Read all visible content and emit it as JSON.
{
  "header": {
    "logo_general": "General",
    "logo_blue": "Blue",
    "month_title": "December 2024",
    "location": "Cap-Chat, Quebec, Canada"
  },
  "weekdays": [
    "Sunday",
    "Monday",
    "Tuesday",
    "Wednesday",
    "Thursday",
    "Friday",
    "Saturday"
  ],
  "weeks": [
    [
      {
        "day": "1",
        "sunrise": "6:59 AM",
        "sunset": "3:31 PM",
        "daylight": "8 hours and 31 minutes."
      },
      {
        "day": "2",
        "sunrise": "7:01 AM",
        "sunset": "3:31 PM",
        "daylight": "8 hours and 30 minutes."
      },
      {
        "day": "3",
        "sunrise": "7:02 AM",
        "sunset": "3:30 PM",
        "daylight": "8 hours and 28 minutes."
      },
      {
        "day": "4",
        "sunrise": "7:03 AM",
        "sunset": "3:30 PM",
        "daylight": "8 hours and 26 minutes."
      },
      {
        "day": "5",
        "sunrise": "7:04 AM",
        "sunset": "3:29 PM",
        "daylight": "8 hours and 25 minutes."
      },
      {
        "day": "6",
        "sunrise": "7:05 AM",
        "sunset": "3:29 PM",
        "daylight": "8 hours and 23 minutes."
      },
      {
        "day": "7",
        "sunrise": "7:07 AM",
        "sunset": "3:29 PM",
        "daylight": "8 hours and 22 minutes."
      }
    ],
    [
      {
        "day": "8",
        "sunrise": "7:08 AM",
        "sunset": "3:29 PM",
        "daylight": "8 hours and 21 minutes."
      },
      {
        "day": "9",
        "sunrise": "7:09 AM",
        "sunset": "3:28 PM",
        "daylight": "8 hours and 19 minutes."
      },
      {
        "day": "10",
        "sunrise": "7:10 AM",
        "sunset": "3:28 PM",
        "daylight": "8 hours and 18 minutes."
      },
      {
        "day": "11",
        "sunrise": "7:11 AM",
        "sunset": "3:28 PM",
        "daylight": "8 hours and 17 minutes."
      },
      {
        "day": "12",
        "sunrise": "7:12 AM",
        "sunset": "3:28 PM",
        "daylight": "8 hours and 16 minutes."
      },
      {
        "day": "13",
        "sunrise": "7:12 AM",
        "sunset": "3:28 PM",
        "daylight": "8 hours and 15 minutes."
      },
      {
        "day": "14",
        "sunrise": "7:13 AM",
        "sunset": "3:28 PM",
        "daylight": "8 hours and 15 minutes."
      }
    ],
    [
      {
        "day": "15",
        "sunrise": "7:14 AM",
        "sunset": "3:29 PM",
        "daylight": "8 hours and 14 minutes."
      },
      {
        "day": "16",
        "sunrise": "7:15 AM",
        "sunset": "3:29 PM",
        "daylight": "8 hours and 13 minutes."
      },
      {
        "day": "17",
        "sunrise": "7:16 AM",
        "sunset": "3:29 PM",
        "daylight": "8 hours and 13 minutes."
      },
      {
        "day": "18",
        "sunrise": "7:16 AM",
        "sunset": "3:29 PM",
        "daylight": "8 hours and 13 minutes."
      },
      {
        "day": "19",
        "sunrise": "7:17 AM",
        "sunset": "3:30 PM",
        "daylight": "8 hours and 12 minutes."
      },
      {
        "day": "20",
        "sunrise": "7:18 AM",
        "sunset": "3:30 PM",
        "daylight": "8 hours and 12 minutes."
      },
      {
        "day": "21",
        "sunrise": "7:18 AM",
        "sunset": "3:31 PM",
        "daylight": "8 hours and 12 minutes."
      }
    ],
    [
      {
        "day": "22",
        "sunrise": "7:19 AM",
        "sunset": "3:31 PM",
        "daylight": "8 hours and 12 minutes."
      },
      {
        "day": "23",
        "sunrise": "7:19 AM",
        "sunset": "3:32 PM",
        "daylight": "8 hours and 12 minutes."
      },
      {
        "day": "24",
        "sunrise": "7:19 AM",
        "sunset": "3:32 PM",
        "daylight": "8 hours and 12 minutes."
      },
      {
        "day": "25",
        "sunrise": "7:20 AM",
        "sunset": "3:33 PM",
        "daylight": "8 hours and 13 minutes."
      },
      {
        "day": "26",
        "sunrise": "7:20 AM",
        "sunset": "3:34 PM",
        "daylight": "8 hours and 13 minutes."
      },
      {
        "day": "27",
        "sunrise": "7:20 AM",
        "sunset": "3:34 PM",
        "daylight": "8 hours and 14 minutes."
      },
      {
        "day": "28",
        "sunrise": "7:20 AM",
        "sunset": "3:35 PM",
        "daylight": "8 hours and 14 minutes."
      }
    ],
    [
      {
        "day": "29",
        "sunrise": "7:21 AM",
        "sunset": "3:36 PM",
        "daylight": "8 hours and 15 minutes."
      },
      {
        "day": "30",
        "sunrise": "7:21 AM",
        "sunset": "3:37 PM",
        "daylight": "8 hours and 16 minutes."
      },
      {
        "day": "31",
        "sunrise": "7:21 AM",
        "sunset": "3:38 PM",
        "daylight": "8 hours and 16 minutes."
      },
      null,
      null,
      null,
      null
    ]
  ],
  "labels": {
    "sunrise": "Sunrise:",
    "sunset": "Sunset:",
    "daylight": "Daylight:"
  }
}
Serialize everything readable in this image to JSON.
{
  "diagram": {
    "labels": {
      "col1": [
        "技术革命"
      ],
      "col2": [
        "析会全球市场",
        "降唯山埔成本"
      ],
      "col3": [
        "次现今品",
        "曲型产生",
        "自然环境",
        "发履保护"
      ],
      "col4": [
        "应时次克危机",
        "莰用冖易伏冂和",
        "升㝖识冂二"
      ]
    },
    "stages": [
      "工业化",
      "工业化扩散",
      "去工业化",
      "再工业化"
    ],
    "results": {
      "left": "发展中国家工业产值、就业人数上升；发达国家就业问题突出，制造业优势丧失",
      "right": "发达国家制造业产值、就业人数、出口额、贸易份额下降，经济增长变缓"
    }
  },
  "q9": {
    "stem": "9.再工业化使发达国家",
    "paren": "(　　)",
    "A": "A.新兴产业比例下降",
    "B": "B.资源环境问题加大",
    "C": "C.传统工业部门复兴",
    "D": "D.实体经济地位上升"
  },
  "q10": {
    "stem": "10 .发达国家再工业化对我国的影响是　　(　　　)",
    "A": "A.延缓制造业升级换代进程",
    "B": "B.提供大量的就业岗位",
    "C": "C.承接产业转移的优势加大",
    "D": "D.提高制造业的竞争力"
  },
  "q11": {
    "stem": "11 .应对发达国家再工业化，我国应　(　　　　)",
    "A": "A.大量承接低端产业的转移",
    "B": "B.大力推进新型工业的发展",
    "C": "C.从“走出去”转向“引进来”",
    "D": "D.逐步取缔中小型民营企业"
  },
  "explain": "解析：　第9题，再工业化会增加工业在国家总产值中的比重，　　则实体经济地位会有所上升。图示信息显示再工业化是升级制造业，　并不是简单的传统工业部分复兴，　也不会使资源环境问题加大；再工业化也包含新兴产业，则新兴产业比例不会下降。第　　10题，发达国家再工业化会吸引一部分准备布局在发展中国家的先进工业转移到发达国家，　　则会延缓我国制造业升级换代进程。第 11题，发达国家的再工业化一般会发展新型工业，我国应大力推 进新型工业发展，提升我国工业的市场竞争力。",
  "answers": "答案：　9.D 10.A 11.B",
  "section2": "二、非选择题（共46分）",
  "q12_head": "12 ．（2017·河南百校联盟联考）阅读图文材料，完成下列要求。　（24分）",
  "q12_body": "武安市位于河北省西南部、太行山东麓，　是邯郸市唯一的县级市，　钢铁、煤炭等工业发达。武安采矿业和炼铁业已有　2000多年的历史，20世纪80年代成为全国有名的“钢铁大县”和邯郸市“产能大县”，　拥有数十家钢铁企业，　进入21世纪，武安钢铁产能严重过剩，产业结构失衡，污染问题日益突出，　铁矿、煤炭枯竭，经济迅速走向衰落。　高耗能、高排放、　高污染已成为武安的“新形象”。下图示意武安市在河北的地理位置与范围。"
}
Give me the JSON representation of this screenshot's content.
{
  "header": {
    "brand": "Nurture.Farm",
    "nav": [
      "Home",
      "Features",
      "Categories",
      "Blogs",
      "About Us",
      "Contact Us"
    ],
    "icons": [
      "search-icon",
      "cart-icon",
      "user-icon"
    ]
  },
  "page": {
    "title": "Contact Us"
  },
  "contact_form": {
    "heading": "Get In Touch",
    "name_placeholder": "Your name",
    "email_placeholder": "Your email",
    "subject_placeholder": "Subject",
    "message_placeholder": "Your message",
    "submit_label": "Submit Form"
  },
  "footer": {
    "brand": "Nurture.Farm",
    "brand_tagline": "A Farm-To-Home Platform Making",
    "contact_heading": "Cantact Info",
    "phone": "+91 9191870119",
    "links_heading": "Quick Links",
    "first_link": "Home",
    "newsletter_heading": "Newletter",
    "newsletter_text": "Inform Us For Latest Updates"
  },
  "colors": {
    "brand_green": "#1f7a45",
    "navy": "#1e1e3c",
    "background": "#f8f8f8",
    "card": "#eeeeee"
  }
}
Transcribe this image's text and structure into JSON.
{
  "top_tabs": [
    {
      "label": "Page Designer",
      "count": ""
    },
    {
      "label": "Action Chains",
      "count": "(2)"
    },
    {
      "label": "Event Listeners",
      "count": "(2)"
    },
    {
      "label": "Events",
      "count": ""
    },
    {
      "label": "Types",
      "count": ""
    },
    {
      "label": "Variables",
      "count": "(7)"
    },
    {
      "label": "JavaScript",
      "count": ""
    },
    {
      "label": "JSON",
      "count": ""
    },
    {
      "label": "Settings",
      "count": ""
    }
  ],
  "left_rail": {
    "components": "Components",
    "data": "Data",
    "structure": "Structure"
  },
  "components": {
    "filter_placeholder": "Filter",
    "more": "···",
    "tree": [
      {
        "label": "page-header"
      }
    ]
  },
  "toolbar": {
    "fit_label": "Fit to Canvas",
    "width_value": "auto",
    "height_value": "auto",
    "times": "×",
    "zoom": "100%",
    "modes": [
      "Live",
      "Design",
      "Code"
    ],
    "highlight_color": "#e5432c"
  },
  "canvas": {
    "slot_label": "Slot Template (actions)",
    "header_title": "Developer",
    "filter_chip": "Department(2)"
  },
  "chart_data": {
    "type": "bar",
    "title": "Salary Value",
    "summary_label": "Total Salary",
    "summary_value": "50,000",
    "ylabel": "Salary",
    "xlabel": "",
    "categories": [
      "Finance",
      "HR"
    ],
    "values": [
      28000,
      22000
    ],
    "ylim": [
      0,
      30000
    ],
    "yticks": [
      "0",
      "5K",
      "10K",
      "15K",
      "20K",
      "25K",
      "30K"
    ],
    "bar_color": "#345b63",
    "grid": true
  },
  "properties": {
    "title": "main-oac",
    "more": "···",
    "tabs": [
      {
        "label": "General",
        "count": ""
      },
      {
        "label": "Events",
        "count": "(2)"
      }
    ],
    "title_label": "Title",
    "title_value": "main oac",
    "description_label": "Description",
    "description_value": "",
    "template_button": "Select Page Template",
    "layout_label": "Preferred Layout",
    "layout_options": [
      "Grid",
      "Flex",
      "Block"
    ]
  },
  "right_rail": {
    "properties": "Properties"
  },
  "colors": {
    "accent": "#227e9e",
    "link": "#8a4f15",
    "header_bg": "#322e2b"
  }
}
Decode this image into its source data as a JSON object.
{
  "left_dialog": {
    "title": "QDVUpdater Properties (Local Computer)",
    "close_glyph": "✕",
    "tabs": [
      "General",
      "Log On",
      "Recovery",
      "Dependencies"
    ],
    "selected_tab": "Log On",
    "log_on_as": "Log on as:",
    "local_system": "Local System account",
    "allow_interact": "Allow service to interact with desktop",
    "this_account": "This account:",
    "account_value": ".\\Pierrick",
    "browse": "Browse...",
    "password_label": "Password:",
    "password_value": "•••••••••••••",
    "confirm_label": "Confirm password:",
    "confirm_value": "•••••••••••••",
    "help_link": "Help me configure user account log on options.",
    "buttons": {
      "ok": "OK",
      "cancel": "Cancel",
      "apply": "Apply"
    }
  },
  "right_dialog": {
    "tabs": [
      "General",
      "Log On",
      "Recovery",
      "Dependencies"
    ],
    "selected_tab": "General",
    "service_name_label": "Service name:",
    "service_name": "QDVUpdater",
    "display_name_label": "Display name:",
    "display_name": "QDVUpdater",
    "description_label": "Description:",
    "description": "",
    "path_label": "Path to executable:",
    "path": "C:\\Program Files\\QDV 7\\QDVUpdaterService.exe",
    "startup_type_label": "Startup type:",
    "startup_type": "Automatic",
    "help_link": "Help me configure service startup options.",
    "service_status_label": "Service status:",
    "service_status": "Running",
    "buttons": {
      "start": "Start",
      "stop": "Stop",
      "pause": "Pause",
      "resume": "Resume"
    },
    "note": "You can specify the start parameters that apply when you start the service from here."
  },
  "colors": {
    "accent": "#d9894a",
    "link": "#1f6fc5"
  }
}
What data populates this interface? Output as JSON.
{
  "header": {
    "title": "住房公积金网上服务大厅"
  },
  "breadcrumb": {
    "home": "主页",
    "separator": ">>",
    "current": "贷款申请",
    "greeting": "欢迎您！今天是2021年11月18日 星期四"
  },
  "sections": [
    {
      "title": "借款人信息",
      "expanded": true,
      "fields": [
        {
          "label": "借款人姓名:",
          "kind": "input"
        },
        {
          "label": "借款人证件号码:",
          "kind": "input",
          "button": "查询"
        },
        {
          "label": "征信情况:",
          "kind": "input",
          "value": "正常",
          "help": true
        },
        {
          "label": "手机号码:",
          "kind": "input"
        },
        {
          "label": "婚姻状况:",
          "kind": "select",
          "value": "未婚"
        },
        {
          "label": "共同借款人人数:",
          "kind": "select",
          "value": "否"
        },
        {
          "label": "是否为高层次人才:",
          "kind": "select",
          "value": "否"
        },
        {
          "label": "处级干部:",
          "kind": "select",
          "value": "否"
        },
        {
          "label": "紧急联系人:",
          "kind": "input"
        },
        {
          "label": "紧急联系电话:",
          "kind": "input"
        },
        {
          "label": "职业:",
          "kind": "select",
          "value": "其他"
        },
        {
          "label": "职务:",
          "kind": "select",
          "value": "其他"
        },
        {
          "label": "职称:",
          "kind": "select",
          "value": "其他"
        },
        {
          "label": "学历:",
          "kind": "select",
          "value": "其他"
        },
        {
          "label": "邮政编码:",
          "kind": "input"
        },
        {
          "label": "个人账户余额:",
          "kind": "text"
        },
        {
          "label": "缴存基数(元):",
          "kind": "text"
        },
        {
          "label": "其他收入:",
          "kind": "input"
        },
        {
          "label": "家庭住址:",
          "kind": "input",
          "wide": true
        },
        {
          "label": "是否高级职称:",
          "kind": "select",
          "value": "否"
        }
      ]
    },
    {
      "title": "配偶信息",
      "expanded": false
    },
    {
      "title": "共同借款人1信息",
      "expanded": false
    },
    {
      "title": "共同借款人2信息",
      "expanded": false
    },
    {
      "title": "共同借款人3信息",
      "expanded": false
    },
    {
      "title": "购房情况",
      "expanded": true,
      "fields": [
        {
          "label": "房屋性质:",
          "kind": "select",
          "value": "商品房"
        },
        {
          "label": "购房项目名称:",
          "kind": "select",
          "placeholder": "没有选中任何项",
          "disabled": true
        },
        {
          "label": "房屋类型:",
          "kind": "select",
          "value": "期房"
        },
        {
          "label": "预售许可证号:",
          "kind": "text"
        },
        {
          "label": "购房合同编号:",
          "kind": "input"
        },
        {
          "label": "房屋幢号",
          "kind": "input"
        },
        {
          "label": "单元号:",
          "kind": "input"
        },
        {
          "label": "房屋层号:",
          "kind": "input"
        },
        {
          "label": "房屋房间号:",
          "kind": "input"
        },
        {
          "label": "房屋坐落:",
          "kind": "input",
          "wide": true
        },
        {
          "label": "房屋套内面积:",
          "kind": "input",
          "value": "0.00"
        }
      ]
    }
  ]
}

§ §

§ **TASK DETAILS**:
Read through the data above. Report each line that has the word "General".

§ **ANSWER TO THIS TASK**:
    "logo_general": "General",
        "label": "General",
      "General",
      "General",
    "selected_tab": "General",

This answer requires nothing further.